    You should experience some degree of improvement if you're really applying yourself as your physiology has no choice but to adapt.
     
  14. Ex-stab i suffer the same as yourself, i can run all day (well an hour and a half anyway) at a 12km/h but try and run much faster than a 16km/h for only 1.5 miles and i blowup ending with a shite time.

    I'm similarly built at 6'4" and 16 - 17st, the more i train i just end up getting heavier and fitter but no quicker.

    When i had more time on my hands i did a spell of fartlek (sp?) training mixed with bleep tests and got my 10km time down to 45mins normally 50mins, my next plan was to do the fartlek training on grass in studded boots to make it harder.

    of course in my case it could be down to the large quantity of cola i drink slowing me down.

    I_G
     
  15. Go and get checked out by a physio, I had the same problem 90 press ups, 70 situps in two minutes, abysmal 11.30 run.

    I ran twice a day did circuits, spinning boxercise. I just could not break 11.30. I lost 15 pounds of weight and my CV was excellent. Then I got a ITB injury which needed checking out. Went to the physio, after the check up he told me without prompting that I was a slow runner. He found that my hamstrings were too tight. He then said I will get lower back pain and had me downgraded on the spot. The back pain started and now I am on 6 months rehab before I can even think about running again.

    You really need to get checked out as I found out to my cost that the smallest injury through overtraining can cost you time on a run. Technique, training and getting good expert advice will help you.

    I know how you feel as I was pretty fit, felt fit just could not run.

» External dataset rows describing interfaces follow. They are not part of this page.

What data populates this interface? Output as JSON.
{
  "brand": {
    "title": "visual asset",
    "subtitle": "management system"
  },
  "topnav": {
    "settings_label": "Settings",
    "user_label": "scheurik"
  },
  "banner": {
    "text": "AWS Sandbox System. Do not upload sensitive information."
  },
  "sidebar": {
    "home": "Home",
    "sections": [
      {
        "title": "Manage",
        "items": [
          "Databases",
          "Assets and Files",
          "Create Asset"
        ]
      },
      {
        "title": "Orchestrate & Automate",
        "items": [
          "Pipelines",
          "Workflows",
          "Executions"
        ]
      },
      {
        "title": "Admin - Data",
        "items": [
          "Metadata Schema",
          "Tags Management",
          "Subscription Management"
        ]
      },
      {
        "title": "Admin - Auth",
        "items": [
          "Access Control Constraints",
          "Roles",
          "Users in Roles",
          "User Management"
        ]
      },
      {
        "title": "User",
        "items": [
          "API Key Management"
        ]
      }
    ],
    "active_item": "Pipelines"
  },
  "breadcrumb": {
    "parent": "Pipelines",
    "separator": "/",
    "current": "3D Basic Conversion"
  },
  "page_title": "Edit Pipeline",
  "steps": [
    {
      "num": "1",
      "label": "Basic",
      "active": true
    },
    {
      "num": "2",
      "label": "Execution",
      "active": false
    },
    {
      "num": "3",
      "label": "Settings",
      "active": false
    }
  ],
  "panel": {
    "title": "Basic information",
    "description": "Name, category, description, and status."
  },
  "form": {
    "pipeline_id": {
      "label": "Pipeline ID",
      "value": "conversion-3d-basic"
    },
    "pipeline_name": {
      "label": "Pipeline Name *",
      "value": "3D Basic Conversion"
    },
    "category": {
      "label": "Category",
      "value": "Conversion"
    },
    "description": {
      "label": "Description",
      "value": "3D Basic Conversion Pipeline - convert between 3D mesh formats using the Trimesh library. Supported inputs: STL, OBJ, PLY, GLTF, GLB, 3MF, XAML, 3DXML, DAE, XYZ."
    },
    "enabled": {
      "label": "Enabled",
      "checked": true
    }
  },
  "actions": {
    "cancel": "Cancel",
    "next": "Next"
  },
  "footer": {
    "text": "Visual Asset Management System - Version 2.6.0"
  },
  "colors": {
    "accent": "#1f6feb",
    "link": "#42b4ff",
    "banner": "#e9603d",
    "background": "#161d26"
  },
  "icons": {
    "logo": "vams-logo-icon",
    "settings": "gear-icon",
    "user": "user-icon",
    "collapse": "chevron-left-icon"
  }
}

All due to a stupid muscoskeletal injury.

    Good luck and dont give up!

    Armadillo